chronically dehydrated, it's no surprise that millions of people suffer from
diseases of the large intestine and bowel like Crohn's Disease and Irritable
You'll notice that people who drink a lot of water and do not consume
dehydrating beverages such as soda, coffee and sugary drinks tend to have much
better skin. They also have healthier large intestines, even though you cannot
see that from the outside. Another interesting similarity between the two
organs is that they both benefit from nutrition which allows them to operate
with a healthy amount of tissue flexibility.
Healthy large intestine tissue is flexible tissue; the same thing is true with
skin. Healthy looking skin, when stretched, snaps back into place without
showing signs of wear, tear, or stretching. When a person suffers nutritional
deficiencies, especially certain minerals and amino acids, they begin to lose
the flexibility of the protein fibers in cells throughout their body. This can
affect their skin and their large intestine, as well as other organs.
Mike Adams is a holistic nutritionist with a passion for teaching people how to
improve their health He has authored more than 1,500 articles and dozens of
reports, guides and interviews on natural health topics, impacting the lives of
millions of readers around the world who are experiencing phenomenal health
benefits from reading his articles. Adams is a trusted, independent journalist
who receives no money or promotional fees whatsoever to write about other
companies' products.
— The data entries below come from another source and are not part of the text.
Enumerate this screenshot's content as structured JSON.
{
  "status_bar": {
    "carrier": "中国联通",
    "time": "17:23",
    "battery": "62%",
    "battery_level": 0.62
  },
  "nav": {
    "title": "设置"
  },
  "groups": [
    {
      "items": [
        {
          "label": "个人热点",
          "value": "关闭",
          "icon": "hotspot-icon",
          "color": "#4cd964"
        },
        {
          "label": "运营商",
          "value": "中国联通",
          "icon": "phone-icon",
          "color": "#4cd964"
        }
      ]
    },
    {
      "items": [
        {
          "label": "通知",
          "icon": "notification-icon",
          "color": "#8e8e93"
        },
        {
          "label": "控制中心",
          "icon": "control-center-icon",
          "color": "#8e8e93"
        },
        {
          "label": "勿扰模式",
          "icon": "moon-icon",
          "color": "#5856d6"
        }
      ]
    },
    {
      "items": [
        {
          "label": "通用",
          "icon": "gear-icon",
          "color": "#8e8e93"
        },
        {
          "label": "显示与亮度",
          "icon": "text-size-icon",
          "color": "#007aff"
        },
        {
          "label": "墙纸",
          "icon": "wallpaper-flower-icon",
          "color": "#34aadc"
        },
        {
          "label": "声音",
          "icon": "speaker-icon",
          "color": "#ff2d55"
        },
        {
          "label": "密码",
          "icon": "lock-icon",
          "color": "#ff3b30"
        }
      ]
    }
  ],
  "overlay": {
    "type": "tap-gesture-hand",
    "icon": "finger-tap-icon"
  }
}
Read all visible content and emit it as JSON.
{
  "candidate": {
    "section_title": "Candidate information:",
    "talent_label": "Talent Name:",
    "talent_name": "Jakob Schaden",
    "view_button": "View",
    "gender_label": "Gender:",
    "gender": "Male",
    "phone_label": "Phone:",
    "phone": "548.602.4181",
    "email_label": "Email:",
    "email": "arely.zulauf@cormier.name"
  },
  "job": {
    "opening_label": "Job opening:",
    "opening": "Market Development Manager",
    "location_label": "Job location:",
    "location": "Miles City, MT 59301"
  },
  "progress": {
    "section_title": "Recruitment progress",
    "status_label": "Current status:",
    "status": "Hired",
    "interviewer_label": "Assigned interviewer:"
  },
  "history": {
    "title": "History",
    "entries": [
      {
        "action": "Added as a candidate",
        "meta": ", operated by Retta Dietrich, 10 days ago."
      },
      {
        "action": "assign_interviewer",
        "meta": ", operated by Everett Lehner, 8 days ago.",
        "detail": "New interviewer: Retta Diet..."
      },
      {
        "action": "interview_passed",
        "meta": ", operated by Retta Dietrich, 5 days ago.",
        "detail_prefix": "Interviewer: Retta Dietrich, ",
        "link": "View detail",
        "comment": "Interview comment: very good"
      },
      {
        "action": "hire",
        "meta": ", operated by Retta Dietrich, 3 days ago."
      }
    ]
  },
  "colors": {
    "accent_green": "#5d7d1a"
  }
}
Known on the 'net as 'the Health Ranger,' Adams shares his
ethics, mission statements and personal health statistics at